According to DFL Chair Brian Melendez Senator Norm Coleman and Vice Presidential Nominee Sarah Palin have several things in common. They both get expensive clothes from the downtown Minneapolis Nieman Marcus store, they’re both Republican and they both are involved with Jeff Larsen. Melendez says there are differences too. Palin buys her clothes legally. Coleman apparently does not.
During the Republican National Convention held in St. Paul, Jeff Larson purchased more than $75,000 worth of clothing for Palin at the Minneapolis Neiman Marcus store. Larson is the Treasurer of Sen. Coleman’s Political Action Committee and also happens to be the landlord of Coleman’s apartment in Washington, DC. Sen. Coleman has paid Larson’s company FLS Connect more than $2 Million for political campaign services.
According to Melendez, a former Neiman Marcus employee and at least one other person have contacted a lawyer Melendez knows to tell him that wealthy GOP donor Nasser Kazeminy paid for several thousands of dollars of Sen. Coleman’s clothing purchased at Neiman Marcus.
Senator Coleman and his staff have given very carefully worded answers to questions about what is now being referred to as “suit gate”. At one point, Coleman’s campaign manager gave the exact same evasive answer 12 times to reporters questions about “suitgate” saying only “The Senator has reported every gift he has ever received”
Below: Melendez answers reporters’ questions and text of his statement from a DFL press release.
More questions from reporters:
DFL Chair Brian Melendez made the following remarks:
What is really going on here?

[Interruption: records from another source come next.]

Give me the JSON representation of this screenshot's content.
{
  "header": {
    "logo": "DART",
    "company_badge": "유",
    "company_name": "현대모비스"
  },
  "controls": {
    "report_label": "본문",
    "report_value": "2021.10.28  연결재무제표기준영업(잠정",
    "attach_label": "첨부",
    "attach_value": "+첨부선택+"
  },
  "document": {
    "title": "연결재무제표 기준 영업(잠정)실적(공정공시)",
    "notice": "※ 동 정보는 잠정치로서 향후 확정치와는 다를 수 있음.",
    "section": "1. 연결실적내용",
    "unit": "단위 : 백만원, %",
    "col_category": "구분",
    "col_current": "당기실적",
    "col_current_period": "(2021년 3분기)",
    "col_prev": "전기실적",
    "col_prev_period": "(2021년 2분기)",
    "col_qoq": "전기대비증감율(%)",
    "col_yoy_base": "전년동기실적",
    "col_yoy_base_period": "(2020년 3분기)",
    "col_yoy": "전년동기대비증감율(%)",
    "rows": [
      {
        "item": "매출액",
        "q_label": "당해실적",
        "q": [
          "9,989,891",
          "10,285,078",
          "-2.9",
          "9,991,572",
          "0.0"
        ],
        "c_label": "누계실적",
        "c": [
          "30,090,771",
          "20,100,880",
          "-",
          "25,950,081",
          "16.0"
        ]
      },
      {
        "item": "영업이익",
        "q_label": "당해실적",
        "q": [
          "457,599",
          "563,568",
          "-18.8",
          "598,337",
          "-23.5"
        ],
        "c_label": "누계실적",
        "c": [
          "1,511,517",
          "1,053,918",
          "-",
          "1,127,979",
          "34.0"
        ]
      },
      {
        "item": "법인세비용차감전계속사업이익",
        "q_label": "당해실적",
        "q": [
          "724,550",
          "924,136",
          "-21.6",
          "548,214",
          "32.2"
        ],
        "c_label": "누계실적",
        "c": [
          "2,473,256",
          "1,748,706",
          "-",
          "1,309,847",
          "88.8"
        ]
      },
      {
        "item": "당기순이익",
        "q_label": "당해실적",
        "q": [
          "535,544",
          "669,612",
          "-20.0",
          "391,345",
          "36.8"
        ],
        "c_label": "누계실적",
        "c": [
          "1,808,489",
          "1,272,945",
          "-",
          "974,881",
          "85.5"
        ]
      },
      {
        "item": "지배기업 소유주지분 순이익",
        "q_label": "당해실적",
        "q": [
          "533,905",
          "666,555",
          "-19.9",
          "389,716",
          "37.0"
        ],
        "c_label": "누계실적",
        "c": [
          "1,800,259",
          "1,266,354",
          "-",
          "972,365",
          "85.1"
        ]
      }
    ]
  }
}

And will Norm Coleman finally give us some direct, honest answers?
Two days ago, we learned that the Republican National Committee lavished $150,000 worth of designer clothes, accessories, makeup, and haircuts on Governor Sarah Palin. We also learned that at least half that sum — just over $75,000 — was spent right here, at Neiman Marcus in Minneapolis, in just one shopping spree.
Then we found out that the spree was paid for by Jeff Larson, Senator Norm Coleman’s closest political confidant and Washington, D.C. landlord, with whom Coleman has deep, longstanding ties. Larson and his firm, FLS-Connect, have been the core of Coleman’s political operation — and Coleman has paid Larson nearly $2 million over years.
And, of course, Larson and his firm are responsible for the anti-Obama smear calls that have been blanketing the country on behalf of the McCain/Palin campaign recently.
To close the loop, there’s the now-famous story that a wealthy businessman, Nasser Kazeminy, has paid for lavish clothing purchases for Senator Coleman and his wife at Neiman Marcus — purchases that have never shown up on Coleman’s Senate ethics reports, as required by law.
To date, Senator Coleman and his campaign have offered only non-denial denials and extremely carefully parsed statements in response to the many questions that this affair has raised. And those so-called answers don’t cut it.
Now 12 days from this election — and with the latest revelations about Senator Coleman’s tangled connections to smear merchants and secretive, lavish gifts at Neiman Marcus — it’s time for some real answers from Norm Coleman, not deceptively worded ones. So I’ll ask some real questions.
First and foremost, yes or no: Has Nasser Kazeminy ever paid for any articles of clothing or accessories — and not only suits — for Senator Norm Coleman at Neiman Marcus?
Second, given Coleman’s close ties to Larson, did Coleman know about Larson’s purchase of clothes and accessories for Governor Palin, and was he involved in setting up her shopping spree?
Third, will Coleman ask Neiman Marcus to release all records pertaining to all clothes, accessories, or other items he may have acquired there, whether he or his wife paid for them or whether Nasser Kazeminy or others paid for them? And will Coleman call on Neiman Marcus to allow its employees to speak freely and without fear of retribution about this issue?
Twelve days out from the election, Minnesotans deserve these answers, and they deserve them now. After all, a jury is about to decide whether Senator Ted Stevens is guilty of not reporting on his Senate ethics reforms valuable gifts that he received. And Senator Robert Torricelli was forced from office for having accepted and not reported thousands of dollars’ worth of Italian suits.
Should Coleman be reelected, Minnesotans do not want to find their senator next year indicted, on trial, or forced from office.
If there is nothing to hide, then we can get right to the facts. But we all know better: there is something to hide.